It pained Craig to be at odds with a city government that handled the initial crisis of the pandemic so well. “I have never been more proud of the city and the merchants’ association, with how fast they responded,” he said. “The parklets were up and running July 1, 2020. We want to be a good partner, but this was just a bridge too far.”
The owners of La Vecchia Cucina, a block north, still have to find out if they can keep their existing parklets, which span three parking spaces. The new regulations limit parklets to two parking spaces. La Vecchia’s chef, Mark Mollica, and his brother, Anthony, had permission to use two adjacent parking spaces from the Victorian, next door, for the restaurant’s temporary 60-seat parklet. The Victorian agreed to make that arrangement permanent, but they need the city to accept it.
If the city agrees, La Vecchia faces a wastewater fee of more than $50,000 on a net increase of 40 seats. But the brothers intend to argue that outdoor seating “doesn’t meet the definition of developed buildings,” said Anthony, and shouldn’t incur any wastewater fees. They filed their application; now, along with everyone else, they wait.
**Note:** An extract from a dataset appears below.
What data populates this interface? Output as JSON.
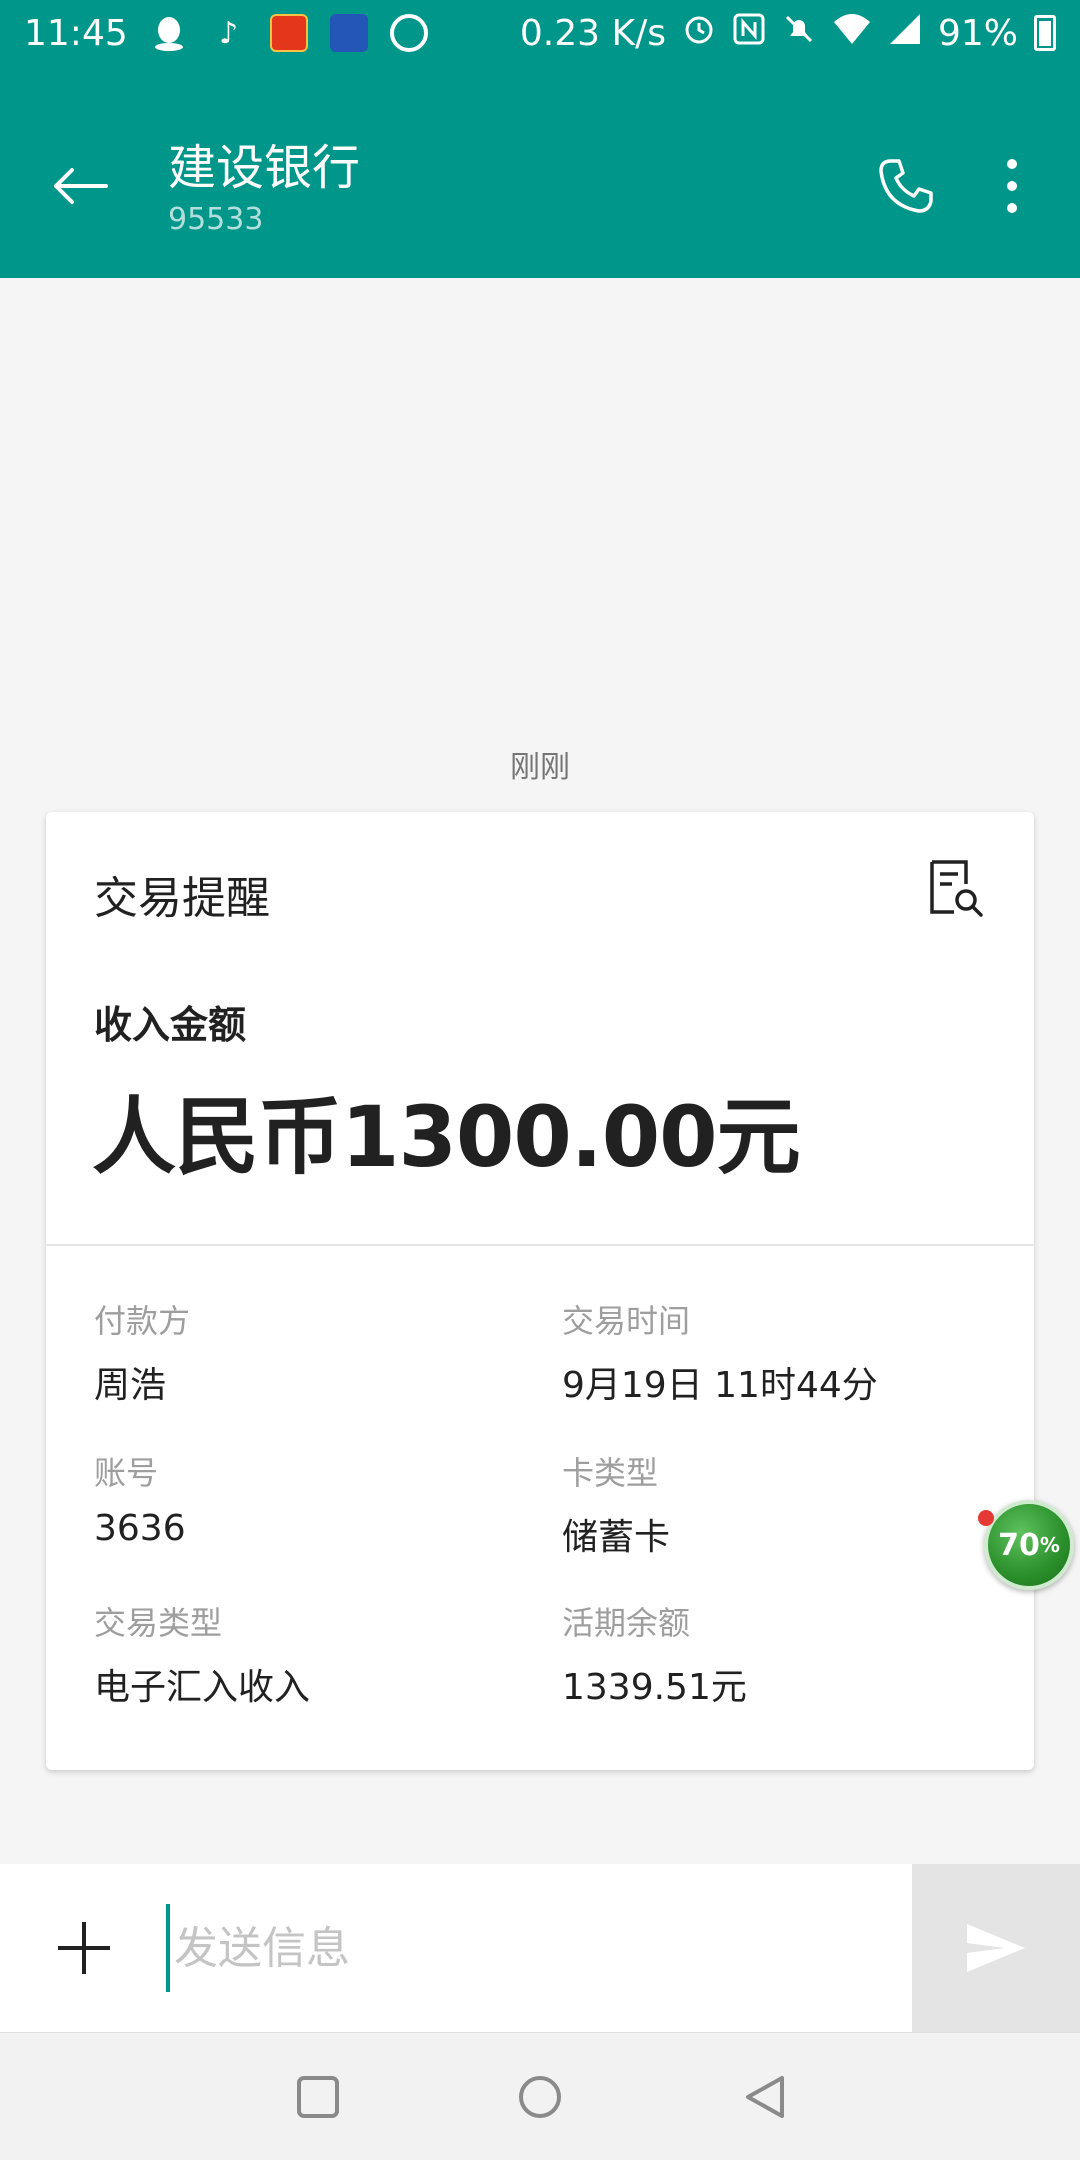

The general mood on Main Street? Hsing worries about damage to the street’s nascent revival — to her, the parklets represent much more than potential revenue. “The street seems much more alive,” she said. “But a lot of us are going to have to think about whether it’s worth it to continue outdoor dining. We’re dealing with rising food costs, rising health care costs, and rising wages, so as an owner I have to ask, ‘Is it worth it to have extra staff along with other rising costs?’”
“It’s a big enough number for me to think twice,” she said, of the wastewater fee. “For a place like Crudo, I can’t see it being worth it for them.”
“We’re holding our breath,” said Bornemann. In the meantime, he says he hopes that there’s enough pushback to get the city to reconsider the fees.